*EXERCISE*
Give back the data in full, with every line exact.

============================================================

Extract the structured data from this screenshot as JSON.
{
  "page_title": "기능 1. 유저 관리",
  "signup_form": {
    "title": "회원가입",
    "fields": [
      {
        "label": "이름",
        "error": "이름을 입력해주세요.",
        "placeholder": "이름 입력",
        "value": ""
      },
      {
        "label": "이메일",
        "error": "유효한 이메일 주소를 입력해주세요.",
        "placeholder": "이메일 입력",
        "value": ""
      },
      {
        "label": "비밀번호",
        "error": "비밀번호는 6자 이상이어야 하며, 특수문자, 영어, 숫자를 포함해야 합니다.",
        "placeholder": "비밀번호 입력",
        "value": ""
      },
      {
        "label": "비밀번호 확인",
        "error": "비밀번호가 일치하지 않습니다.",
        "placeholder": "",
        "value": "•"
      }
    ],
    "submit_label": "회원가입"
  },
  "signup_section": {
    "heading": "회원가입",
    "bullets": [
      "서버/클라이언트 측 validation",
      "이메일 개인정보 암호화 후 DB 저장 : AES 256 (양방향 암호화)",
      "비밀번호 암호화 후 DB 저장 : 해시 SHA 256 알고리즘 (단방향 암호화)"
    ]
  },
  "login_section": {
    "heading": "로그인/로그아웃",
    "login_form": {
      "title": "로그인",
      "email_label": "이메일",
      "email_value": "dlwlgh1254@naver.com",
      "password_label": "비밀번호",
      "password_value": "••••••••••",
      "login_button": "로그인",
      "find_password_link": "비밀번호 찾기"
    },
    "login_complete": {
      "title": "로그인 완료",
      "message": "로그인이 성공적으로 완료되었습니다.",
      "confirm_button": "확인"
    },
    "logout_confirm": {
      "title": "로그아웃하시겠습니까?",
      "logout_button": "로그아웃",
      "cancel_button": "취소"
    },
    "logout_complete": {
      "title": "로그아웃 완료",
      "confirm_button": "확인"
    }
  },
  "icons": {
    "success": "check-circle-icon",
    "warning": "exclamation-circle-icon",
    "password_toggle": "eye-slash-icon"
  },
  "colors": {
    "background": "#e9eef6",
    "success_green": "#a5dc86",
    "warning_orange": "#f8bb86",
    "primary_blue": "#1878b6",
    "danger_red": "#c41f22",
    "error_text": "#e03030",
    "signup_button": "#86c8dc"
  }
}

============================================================

*RESPONSE TO THIS TASK*
Extract the structured data from this screenshot as JSON.
{
  "page_title": "기능 1. 유저 관리",
  "signup_form": {
    "title": "회원가입",
    "fields": [
      {
        "label": "이름",
        "error": "이름을 입력해주세요.",
        "placeholder": "이름 입력",
        "value": ""
      },
      {
        "label": "이메일",
        "error": "유효한 이메일 주소를 입력해주세요.",
        "placeholder": "이메일 입력",
        "value": ""
      },
      {
        "label": "비밀번호",
        "error": "비밀번호는 6자 이상이어야 하며, 특수문자, 영어, 숫자를 포함해야 합니다.",
        "placeholder": "비밀번호 입력",
        "value": ""
      },
      {
        "label": "비밀번호 확인",
        "error": "비밀번호가 일치하지 않습니다.",
        "placeholder": "",
        "value": "•"
      }
    ],
    "submit_label": "회원가입"
  },
  "signup_section": {
    "heading": "회원가입",
    "bullets": [
      "서버/클라이언트 측 validation",
      "이메일 개인정보 암호화 후 DB 저장 : AES 256 (양방향 암호화)",
      "비밀번호 암호화 후 DB 저장 : 해시 SHA 256 알고리즘 (단방향 암호화)"
    ]
  },
  "login_section": {
    "heading": "로그인/로그아웃",
    "login_form": {
      "title": "로그인",
      "email_label": "이메일",
      "email_value": "dlwlgh1254@naver.com",
      "password_label": "비밀번호",
      "password_value": "••••••••••",
      "login_button": "로그인",
      "find_password_link": "비밀번호 찾기"
    },
    "login_complete": {
      "title": "로그인 완료",
      "message": "로그인이 성공적으로 완료되었습니다.",
      "confirm_button": "확인"
    },
    "logout_confirm": {
      "title": "로그아웃하시겠습니까?",
      "logout_button": "로그아웃",
      "cancel_button": "취소"
    },
    "logout_complete": {
      "title": "로그아웃 완료",
      "confirm_button": "확인"
    }
  },
  "icons": {
    "success": "check-circle-icon",
    "warning": "exclamation-circle-icon",
    "password_toggle": "eye-slash-icon"
  },
  "colors": {
    "background": "#e9eef6",
    "success_green": "#a5dc86",
    "warning_orange": "#f8bb86",
    "primary_blue": "#1878b6",
    "danger_red": "#c41f22",
    "error_text": "#e03030",
    "signup_button": "#86c8dc"
  }
}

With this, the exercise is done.